The Inappropriate Question and the importance of Advance Care Planning
A film titled The Inappropriate Question, a collaboration between Dr Barbara Hayes, Clinical Lead, Northern Health Advance Care Planning Program and Prof Joe Ibrahim from the Prof Joe website was launched via live stream to coincide with Advance Care Planning Week. This film was funded by the Victorian Department of Health and Human Services.
View the film here:
This short animated film will help the community to better understand the important reasons why discussions about cardiopulmonary resuscitation need to be held with some of our hospital patients.
Speaking at the launch, Chief Executive, Siva Sivarajah said, “I strongly endorse the view that we partner with our patients when making medical treatment decisions and plans. When Barbara first discussed this project with me I was more than happy to support this initiative.”
“The film also reminds people about the importance of Advance Care planning – prior to become acutely unwell,” he added.
The COVID-19 pandemic has made these conversations even more essential.
A component of Advance Care planning can be writing an Advance Care Directive. This is your written instructions, preferences and values that guide medical treatment should you no longer be able to speak for yourself.
Speaking about the film’s relevance to the current times, Dr Hayes said “Patients and their families can be surprised and upset when discussions about medical treatment limitations are raised, particularly the discussion about whether to provide or withhold CPR. However, we also know that patients, or their Medical Treatment Decision Makers expect to be consulted about medical treatment decisions, as required by law.
“How can we reconcile the need to speak with patients knowing that they might become upset by discussing difficult subjects?” asks Barbara.
“The aim of this film is to help people understand, before they become ill, and before admission to hospital, that these discussions might be expected. It encourages people to think about what would be important for them should they become seriously unwell, and to consider Advance Care planning. This avoids having to think about these issues for the very first time when feeling ill, scared and vulnerable. It also helps their Medical Treatment Decision Maker should they be required to make decisions for the patient. We hope you enjoy the film,” says Barbara.

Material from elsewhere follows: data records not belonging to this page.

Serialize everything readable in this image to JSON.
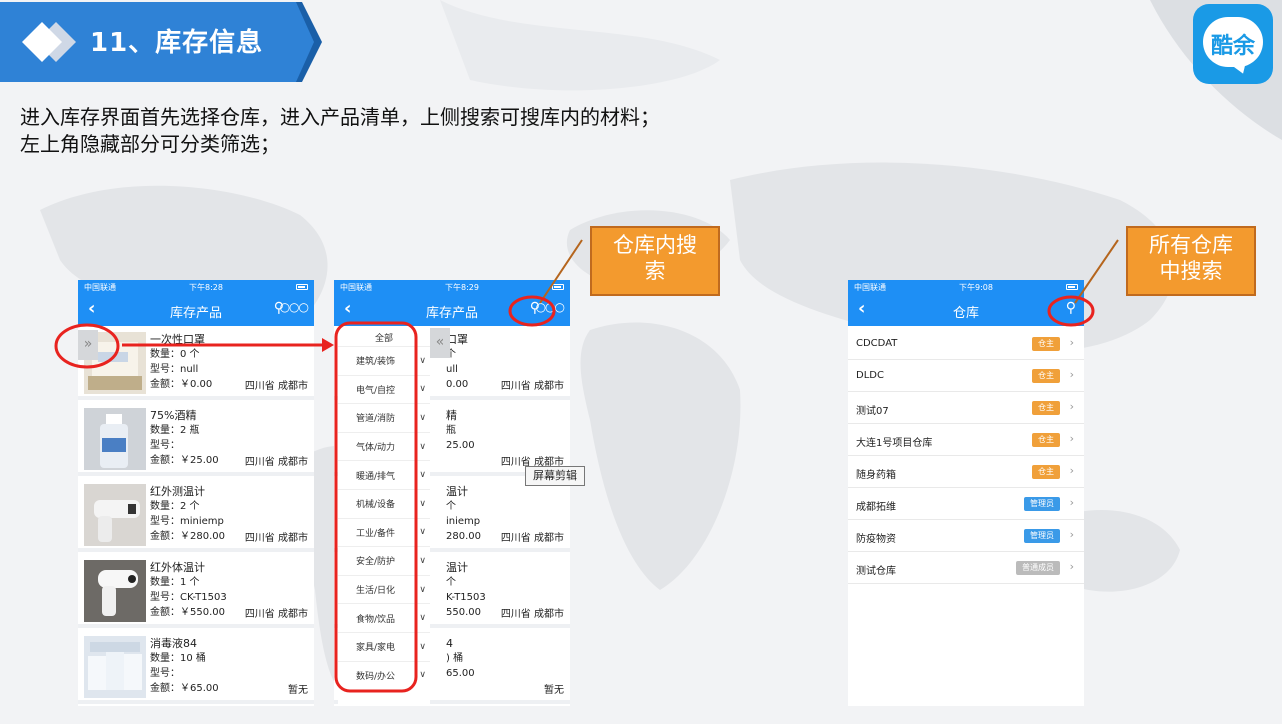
{
  "header": {
    "title": "11、库存信息"
  },
  "logo": {
    "text": "酷余"
  },
  "description": {
    "line1": "进入库存界面首先选择仓库，进入产品清单，上侧搜索可搜库内的材料；",
    "line2": "左上角隐藏部分可分类筛选；"
  },
  "phone1": {
    "carrier": "中国联通",
    "time": "下午8:28",
    "title": "库存产品",
    "items": [
      {
        "name": "一次性口罩",
        "qty": "数量：0 个",
        "model": "型号：null",
        "amount": "金额：￥0.00",
        "loc": "四川省 成都市"
      },
      {
        "name": "75%酒精",
        "qty": "数量：2 瓶",
        "model": "型号：",
        "amount": "金额：￥25.00",
        "loc": "四川省 成都市"
      },
      {
        "name": "红外测温计",
        "qty": "数量：2 个",
        "model": "型号：miniemp",
        "amount": "金额：￥280.00",
        "loc": "四川省 成都市"
      },
      {
        "name": "红外体温计",
        "qty": "数量：1 个",
        "model": "型号：CK-T1503",
        "amount": "金额：￥550.00",
        "loc": "四川省 成都市"
      },
      {
        "name": "消毒液84",
        "qty": "数量：10 桶",
        "model": "型号：",
        "amount": "金额：￥65.00",
        "loc": "暂无"
      }
    ]
  },
  "phone2": {
    "carrier": "中国联通",
    "time": "下午8:29",
    "title": "库存产品",
    "all_label": "全部",
    "categories": [
      "建筑/装饰",
      "电气/自控",
      "管道/消防",
      "气体/动力",
      "暖通/排气",
      "机械/设备",
      "工业/备件",
      "安全/防护",
      "生活/日化",
      "食物/饮品",
      "家具/家电",
      "数码/办公"
    ],
    "partial": [
      {
        "name": "口罩",
        "qty": "个",
        "model": "ull",
        "amount": "0.00",
        "loc": "四川省 成都市"
      },
      {
        "name": "精",
        "qty": "瓶",
        "model": "",
        "amount": "25.00",
        "loc": "四川省 成都市"
      },
      {
        "name": "温计",
        "qty": "个",
        "model": "iniemp",
        "amount": "280.00",
        "loc": "四川省 成都市"
      },
      {
        "name": "温计",
        "qty": "个",
        "model": "K-T1503",
        "amount": "550.00",
        "loc": "四川省 成都市"
      },
      {
        "name": "4",
        "qty": ") 桶",
        "model": "",
        "amount": "65.00",
        "loc": "暂无"
      }
    ],
    "tooltip": "屏幕剪辑"
  },
  "phone3": {
    "carrier": "中国联通",
    "time": "下午9:08",
    "title": "仓库",
    "warehouses": [
      {
        "name": "CDCDAT",
        "tag": "仓主",
        "color": "#f0a03a"
      },
      {
        "name": "DLDC",
        "tag": "仓主",
        "color": "#f0a03a"
      },
      {
        "name": "测试07",
        "tag": "仓主",
        "color": "#f0a03a"
      },
      {
        "name": "大连1号项目仓库",
        "tag": "仓主",
        "color": "#f0a03a"
      },
      {
        "name": "随身药箱",
        "tag": "仓主",
        "color": "#f0a03a"
      },
      {
        "name": "成都拓维",
        "tag": "管理员",
        "color": "#3a9ae8"
      },
      {
        "name": "防疫物资",
        "tag": "管理员",
        "color": "#3a9ae8"
      },
      {
        "name": "测试仓库",
        "tag": "普通成员",
        "color": "#bbbbbb"
      }
    ]
  },
  "callouts": {
    "inner_search": {
      "line1": "仓库内搜",
      "line2": "索"
    },
    "all_search": {
      "line1": "所有仓库",
      "line2": "中搜索"
    }
  },
  "colors": {
    "accent": "#1e8ff5",
    "callout": "#f39a2e",
    "highlight": "#e8231f"
  }
}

Featured image shows Dr Barabara Hayes and Mr Sivarajah, at the launch of the film, observing social distancing.